According to the investigation, the incident came about after Fotomax purchased a firewall in 2018 and enabled SSL VPN in the following year. The manufacturer of the firewall then revealed in its website a security vulnerability in the SSL VPN function. Users were urged to disable the SSL VPN function immediately until the operating system was updated and all account passwords were reset, and to enable multi-factor authentication. However, Fotomax did not update the system immediately, which subsequently led to the hacking of the system and leakage of customer data.

 

The incident reflects the importance of always doing a good job on system security. When learnt of potential threats, appropriate follow-up actions must be taken immediately, and any threats should never be treated lightly. Hence, System administrators should pay attention to the followings to enhance system security: 

 

  1. To keep software, operating system, and anti-virus up-to-date and install security patches regularly, especially for systems exposed to the Internet (e.g., firewalls, VPN servers, etc.);
  2. Avoid using end-of-life products;
  3. Enable multi-factor authentication to protect network and system accounts;
  4. Refer to HKCERT’s Incident Response Guidelines for SMEs to establish and review security incident response plan[2];
  5. Refer to the concept of zero trust and network segmentation[3] to reduce the attack surface and the scope of affected network;
  6. Back up all critical data, at least one local backup and one remote backup;
  7. Encrypt all sensitive data.

 

 

Also, as the incident involves leakage of personal data, HKCERT believes the data will be or has already been used for phishing attacks and scam incidents. The public is advised to pay extra attention to suspicious emails and calls. HKCERT also reminds enterprises and users:

 

  1. To pay attention to the spelling of the URL, carefully check for errors or suspicious elements, and verify the authenticity of the website;
  2. Not to assume that websites using the HTTPS protocol must be authentic and credible websites, and phishing websites can also use the HTTPS protocol;
  3. Not to open any links or attachments at will and think twice before providing personal information;
  4. To confirm the identity of the sender and the content before opening attachments and links in emails or instant messages;
  5. Regularly update the login password and enable multi-factor authentication for each account.

 

 

In addition, if the public has doubts about the phone number, email address, website URL and IP address, they can use the “Scameter” (https://cyberdefender.hk/en-us/scameter/) by CyberDefender to check whether they are frauds/online pitfalls or not.

 

 

Related Links:

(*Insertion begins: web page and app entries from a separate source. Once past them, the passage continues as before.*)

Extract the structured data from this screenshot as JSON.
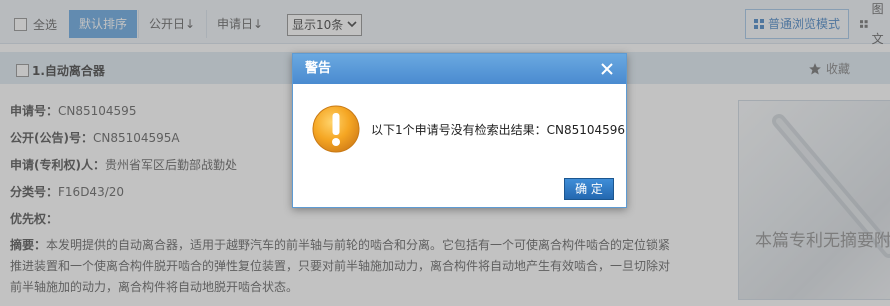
{
  "toolbar": {
    "select_all": "全选",
    "sort_default": "默认排序",
    "sort_pub_date": "公开日",
    "sort_app_date": "申请日",
    "page_size": "显示10条",
    "view_normal": "普通浏览模式",
    "view_image": "图文"
  },
  "result": {
    "title": "1.自动离合器",
    "favorite": "收藏",
    "fields": [
      {
        "label": "申请号：",
        "value": "CN85104595"
      },
      {
        "label": "公开(公告)号：",
        "value": "CN85104595A"
      },
      {
        "label": "申请(专利权)人：",
        "value": "贵州省军区后勤部战勤处"
      },
      {
        "label": "分类号：",
        "value": "F16D43/20"
      },
      {
        "label": "优先权：",
        "value": ""
      }
    ],
    "abstract_label": "摘要：",
    "abstract_text": "本发明提供的自动离合器，适用于越野汽车的前半轴与前轮的啮合和分离。它包括有一个可使离合构件啮合的定位锁紧推进装置和一个使离合构件脱开啮合的弹性复位装置，只要对前半轴施加动力，离合构件将自动地产生有效啮合，一旦切除对前半轴施加的动力，离合构件将自动地脱开啮合状态。",
    "thumb_text": "本篇专利无摘要附"
  },
  "dialog": {
    "title": "警告",
    "message": "以下1个申请号没有检索出结果：CN85104596",
    "ok_label": "确 定"
  },
  "colors": {
    "accent": "#5aa0e0",
    "dialog_header": "#4a8bd0",
    "warning_icon": "#f0a020"
  }
}
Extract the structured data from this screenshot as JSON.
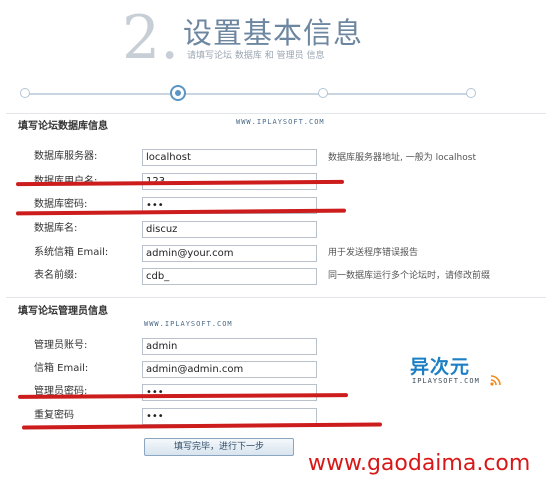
{
  "header": {
    "step_number": "2.",
    "title": "设置基本信息",
    "subtitle": "请填写论坛 数据库 和 管理员 信息"
  },
  "progress": {
    "steps": 4,
    "current": 2
  },
  "db_section": {
    "title": "填写论坛数据库信息",
    "watermark": "WWW.IPLAYSOFT.COM",
    "fields": [
      {
        "label": "数据库服务器:",
        "value": "localhost",
        "tip": "数据库服务器地址, 一般为 localhost"
      },
      {
        "label": "数据库用户名:",
        "value": "123",
        "tip": ""
      },
      {
        "label": "数据库密码:",
        "value": "•••",
        "tip": ""
      },
      {
        "label": "数据库名:",
        "value": "discuz",
        "tip": ""
      },
      {
        "label": "系统信箱 Email:",
        "value": "admin@your.com",
        "tip": "用于发送程序错误报告"
      },
      {
        "label": "表名前缀:",
        "value": "cdb_",
        "tip": "同一数据库运行多个论坛时，请修改前缀"
      }
    ]
  },
  "admin_section": {
    "title": "填写论坛管理员信息",
    "watermark": "WWW.IPLAYSOFT.COM",
    "fields": [
      {
        "label": "管理员账号:",
        "value": "admin"
      },
      {
        "label": "信箱 Email:",
        "value": "admin@admin.com"
      },
      {
        "label": "管理员密码:",
        "value": "•••"
      },
      {
        "label": "重复密码",
        "value": "•••"
      }
    ]
  },
  "submit_label": "填写完毕，进行下一步",
  "logo": {
    "cn": "异次元",
    "en": "IPLAYSOFT.COM"
  },
  "site_watermark": "www.gaodaima.com",
  "annotation_color": "#cc1c1c"
}
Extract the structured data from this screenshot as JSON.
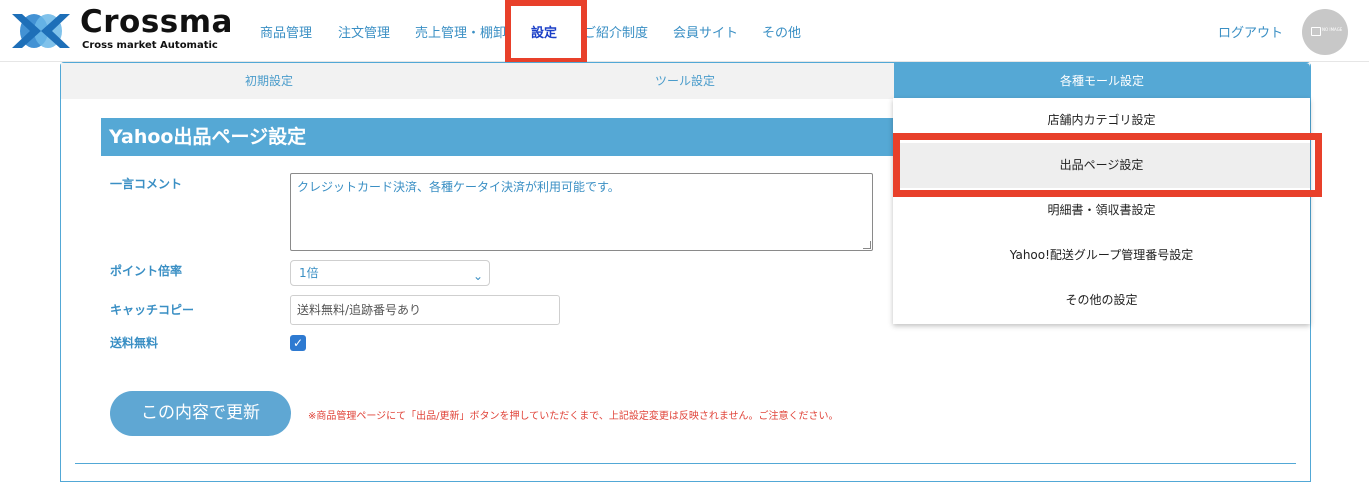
{
  "brand": {
    "name": "Crossma",
    "subtitle": "Cross market Automatic"
  },
  "nav": {
    "items": [
      {
        "label": "商品管理"
      },
      {
        "label": "注文管理"
      },
      {
        "label": "売上管理・棚卸"
      },
      {
        "label": "設定"
      },
      {
        "label": "ご紹介制度"
      },
      {
        "label": "会員サイト"
      },
      {
        "label": "その他"
      }
    ],
    "logout": "ログアウト",
    "avatar_text": "NO IMAGE"
  },
  "tabs": [
    {
      "label": "初期設定"
    },
    {
      "label": "ツール設定"
    },
    {
      "label": "各種モール設定"
    }
  ],
  "dropdown": {
    "items": [
      {
        "label": "店舗内カテゴリ設定"
      },
      {
        "label": "出品ページ設定"
      },
      {
        "label": "明細書・領収書設定"
      },
      {
        "label": "Yahoo!配送グループ管理番号設定"
      },
      {
        "label": "その他の設定"
      }
    ]
  },
  "form": {
    "title": "Yahoo出品ページ設定",
    "comment_label": "一言コメント",
    "comment_value": "クレジットカード決済、各種ケータイ決済が利用可能です。",
    "point_label": "ポイント倍率",
    "point_value": "1倍",
    "catch_label": "キャッチコピー",
    "catch_value": "送料無料/追跡番号あり",
    "free_ship_label": "送料無料",
    "free_ship_checked": true,
    "submit_label": "この内容で更新",
    "note": "※商品管理ページにて「出品/更新」ボタンを押していただくまで、上記設定変更は反映されません。ご注意ください。"
  },
  "colors": {
    "accent": "#55a8d5",
    "highlight": "#e8402a",
    "link": "#3a8fc4",
    "warning": "#e0443a"
  }
}
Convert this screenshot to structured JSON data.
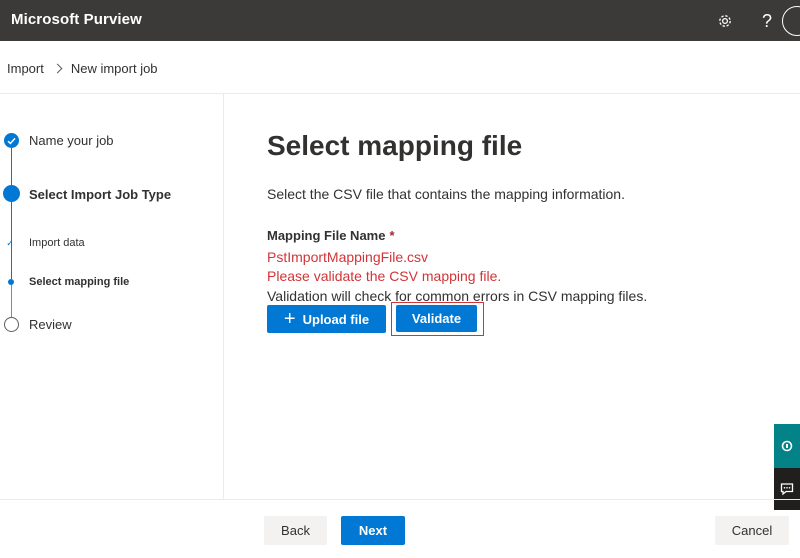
{
  "app": {
    "title": "Microsoft Purview"
  },
  "header": {
    "help_label": "?"
  },
  "breadcrumb": {
    "items": [
      "Import",
      "New import job"
    ]
  },
  "stepper": {
    "steps": [
      {
        "label": "Name your job",
        "state": "completed"
      },
      {
        "label": "Select Import Job Type",
        "state": "current"
      },
      {
        "label": "Import data",
        "state": "completed-sub"
      },
      {
        "label": "Select mapping file",
        "state": "current-sub"
      },
      {
        "label": "Review",
        "state": "not-started"
      }
    ]
  },
  "main": {
    "title": "Select mapping file",
    "description": "Select the CSV file that contains the mapping information.",
    "field_label": "Mapping File Name",
    "required_mark": "*",
    "file_name": "PstImportMappingFile.csv",
    "validation_warning": "Please validate the CSV mapping file.",
    "validation_hint": "Validation will check for common errors in CSV mapping files.",
    "upload_label": "Upload file",
    "validate_label": "Validate"
  },
  "footer": {
    "back_label": "Back",
    "next_label": "Next",
    "cancel_label": "Cancel"
  },
  "colors": {
    "accent": "#0078d4",
    "error": "#d13438",
    "topbar": "#3b3a39",
    "help_tab": "#038387"
  },
  "icons": {
    "settings": "gear-icon",
    "help": "question-icon",
    "upload": "plus-icon",
    "side_1": "support-icon",
    "side_2": "feedback-icon"
  }
}
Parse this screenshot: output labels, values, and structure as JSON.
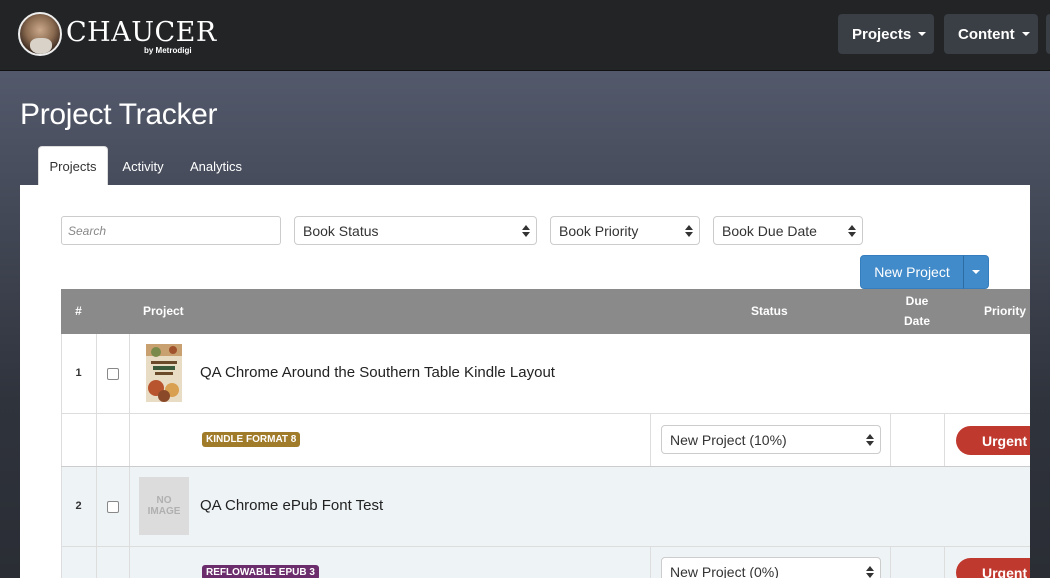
{
  "nav": {
    "logo_text": "CHAUCER",
    "logo_sub": "by Metrodigi",
    "menus": [
      {
        "label": "Projects"
      },
      {
        "label": "Content"
      }
    ]
  },
  "page": {
    "title": "Project Tracker",
    "tabs": [
      {
        "label": "Projects",
        "active": true
      },
      {
        "label": "Activity",
        "active": false
      },
      {
        "label": "Analytics",
        "active": false
      }
    ]
  },
  "filters": {
    "search_placeholder": "Search",
    "book_status": "Book Status",
    "book_priority": "Book Priority",
    "book_due_date": "Book Due Date"
  },
  "actions": {
    "new_project": "New Project"
  },
  "table": {
    "headers": {
      "num": "#",
      "project": "Project",
      "status": "Status",
      "due_date_line1": "Due",
      "due_date_line2": "Date",
      "priority": "Priority"
    },
    "rows": [
      {
        "num": "1",
        "title": "QA Chrome Around the Southern Table Kindle Layout",
        "format": "KINDLE FORMAT 8",
        "format_color": "#a07b2a",
        "status": "New Project (10%)",
        "priority": "Urgent",
        "thumb": "book-cover"
      },
      {
        "num": "2",
        "title": "QA Chrome ePub Font Test",
        "format": "REFLOWABLE EPUB 3",
        "format_color": "#6b2d6b",
        "status": "New Project (0%)",
        "priority": "Urgent",
        "thumb_line1": "NO",
        "thumb_line2": "IMAGE"
      }
    ]
  }
}
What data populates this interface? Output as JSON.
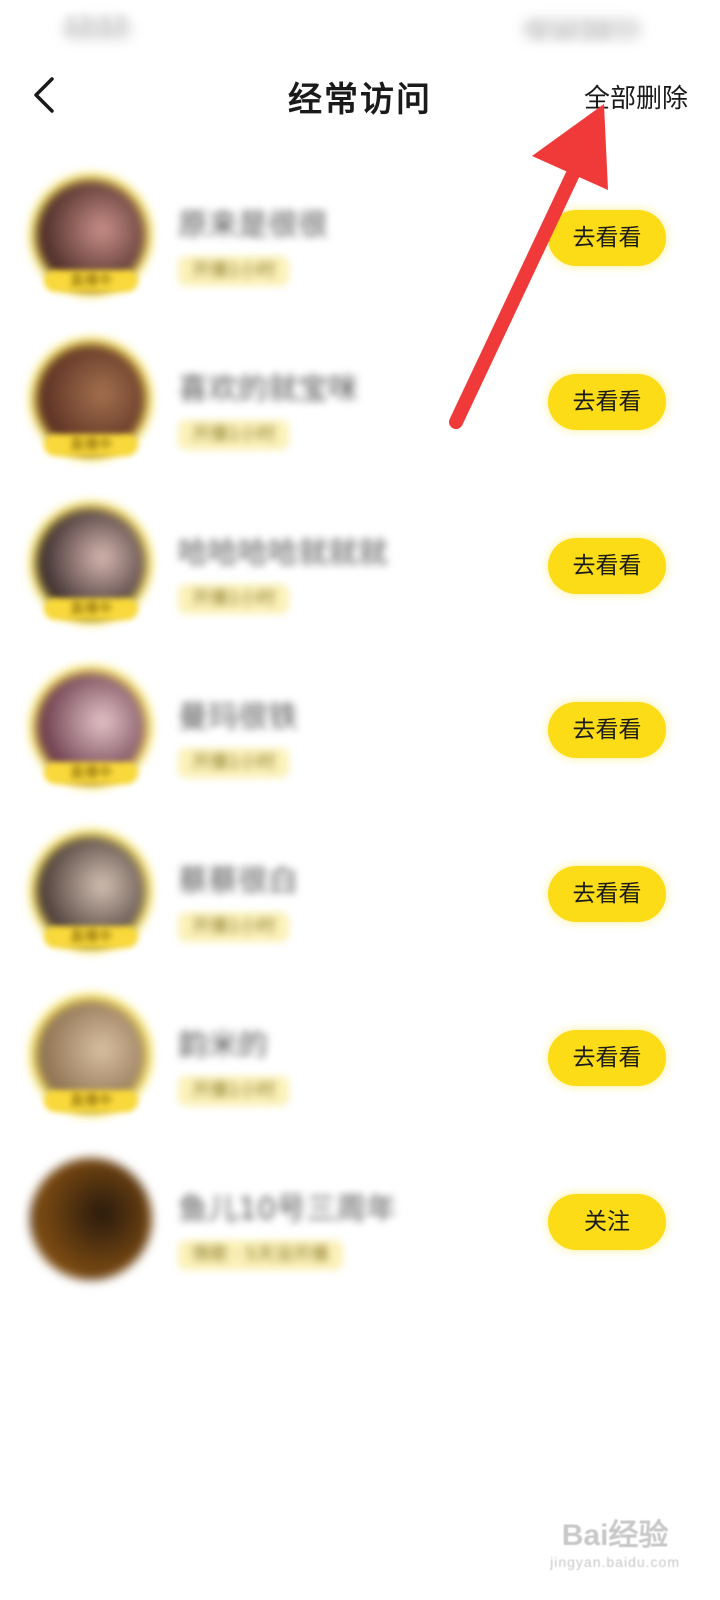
{
  "status_bar": {
    "left_text": "12:17",
    "right_text": "令 al 38"
  },
  "header": {
    "title": "经常访问",
    "delete_all_label": "全部删除"
  },
  "list": [
    {
      "name": "原来是很很",
      "tag": "开播1小时",
      "badge": "直播中",
      "action": "去看看",
      "avatar_colors": [
        "#4a2a26",
        "#c98f88"
      ]
    },
    {
      "name": "喜欢的就宝咪",
      "tag": "开播1小时",
      "badge": "直播中",
      "action": "去看看",
      "avatar_colors": [
        "#5a3022",
        "#a4704e"
      ]
    },
    {
      "name": "哈哈哈哈就就就",
      "tag": "开播1小时",
      "badge": "直播中",
      "action": "去看看",
      "avatar_colors": [
        "#3a2c2c",
        "#d7b7b0"
      ]
    },
    {
      "name": "曼玛很铁",
      "tag": "开播1小时",
      "badge": "直播中",
      "action": "去看看",
      "avatar_colors": [
        "#6a3a4a",
        "#e3c3c8"
      ]
    },
    {
      "name": "蔡蔡很白",
      "tag": "开播1小时",
      "badge": "直播中",
      "action": "去看看",
      "avatar_colors": [
        "#4a3b36",
        "#d2c0b2"
      ]
    },
    {
      "name": "韵米的",
      "tag": "开播1小时",
      "badge": "直播中",
      "action": "去看看",
      "avatar_colors": [
        "#8c7050",
        "#d8c0a0"
      ]
    },
    {
      "name": "鱼儿10号三周年",
      "tag": "情歌 · 5天没开播",
      "badge": "",
      "action": "关注",
      "avatar_colors": [
        "#7a4a12",
        "#2a1a0c"
      ]
    }
  ],
  "watermark": {
    "main": "Bai经验",
    "sub": "jingyan.baidu.com"
  },
  "colors": {
    "accent": "#fbdc16",
    "arrow": "#f03a3a"
  }
}
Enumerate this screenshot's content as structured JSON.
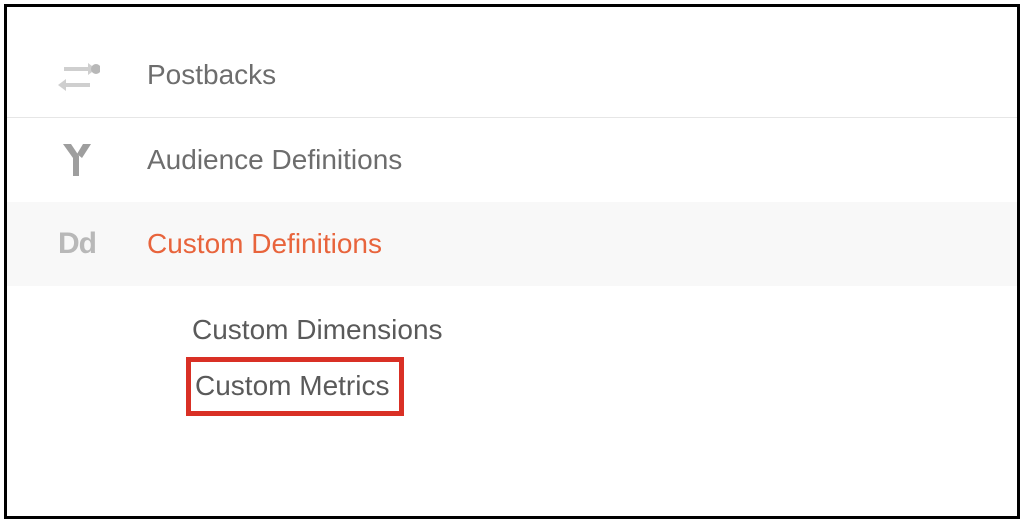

[1] https://www.pcpd.org.hk/english/news_events/media_statements/press_20221114.html

[2] https://www.hkcert.org/security-guideline/incident-response-guideline-for-smes

[3] https://www.hkcert.org/blog/information-security-utopia-starts-with-zero-trust-architecture